Marc had managed to disappear almost as soon as he climbed out of his drill-rig. He returned to Earth immediately and de-clined with thanks the Dirigent's offer to make him an honorary Caledonian. He did agree to return to the Scottish planet during its next autumn, when the fishing would be at its best. I stayed on Callie with Jack and Dorothée for nearly six weeks, until they bowled me over (along with most of the rest of the Milieu) by announcing that they would marry in the sum-mer of 2078. Then I finally reclaimed the Great Carbuncle, which had done a damn fine job, went back to my home in New Hampshire, and tried to decide what kind of wedding present to give the improbable lovers. I was feeling wonderful! Le bon dieu was in his heaven and all was right with the Galactic Milieu.

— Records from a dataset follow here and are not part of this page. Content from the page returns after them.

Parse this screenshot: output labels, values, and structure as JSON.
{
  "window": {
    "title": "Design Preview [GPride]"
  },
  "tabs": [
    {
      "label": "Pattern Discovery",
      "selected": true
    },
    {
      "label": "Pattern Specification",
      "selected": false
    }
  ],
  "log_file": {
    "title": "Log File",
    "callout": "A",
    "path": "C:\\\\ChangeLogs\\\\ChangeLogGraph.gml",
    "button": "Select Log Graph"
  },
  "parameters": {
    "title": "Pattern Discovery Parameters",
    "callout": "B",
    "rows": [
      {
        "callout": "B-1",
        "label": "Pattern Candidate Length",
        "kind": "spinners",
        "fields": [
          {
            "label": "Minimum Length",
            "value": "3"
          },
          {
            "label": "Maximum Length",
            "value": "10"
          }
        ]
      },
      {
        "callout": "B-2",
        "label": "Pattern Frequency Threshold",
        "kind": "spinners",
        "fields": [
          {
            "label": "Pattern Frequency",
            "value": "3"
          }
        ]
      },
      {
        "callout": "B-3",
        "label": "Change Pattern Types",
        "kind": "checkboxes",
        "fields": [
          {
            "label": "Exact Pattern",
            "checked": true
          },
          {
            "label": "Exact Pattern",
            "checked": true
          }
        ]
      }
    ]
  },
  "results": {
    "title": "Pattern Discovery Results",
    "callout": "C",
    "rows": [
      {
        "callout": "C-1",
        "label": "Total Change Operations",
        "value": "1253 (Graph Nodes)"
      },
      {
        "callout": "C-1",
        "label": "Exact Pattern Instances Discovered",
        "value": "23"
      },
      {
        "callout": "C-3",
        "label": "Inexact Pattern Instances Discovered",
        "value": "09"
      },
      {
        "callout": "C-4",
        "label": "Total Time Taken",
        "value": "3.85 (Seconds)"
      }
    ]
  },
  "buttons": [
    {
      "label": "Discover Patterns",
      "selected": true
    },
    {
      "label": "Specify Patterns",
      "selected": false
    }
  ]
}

And then Anne Remillard spoiled it all by coming into my bookshop and telling me that Denis was Fury.
THE END of Diamond Mask Book Two of the Galactic Milieu Trilogy Book Three, entitled Magnificat, tells the story of Jack and Dorothea's life together, of Marc, his wife Cyndia Muldowney, and Mental Man, of the Metapsychic Rebellion, and of the end of Hydra, Fury, and Rogi's Family Ghost.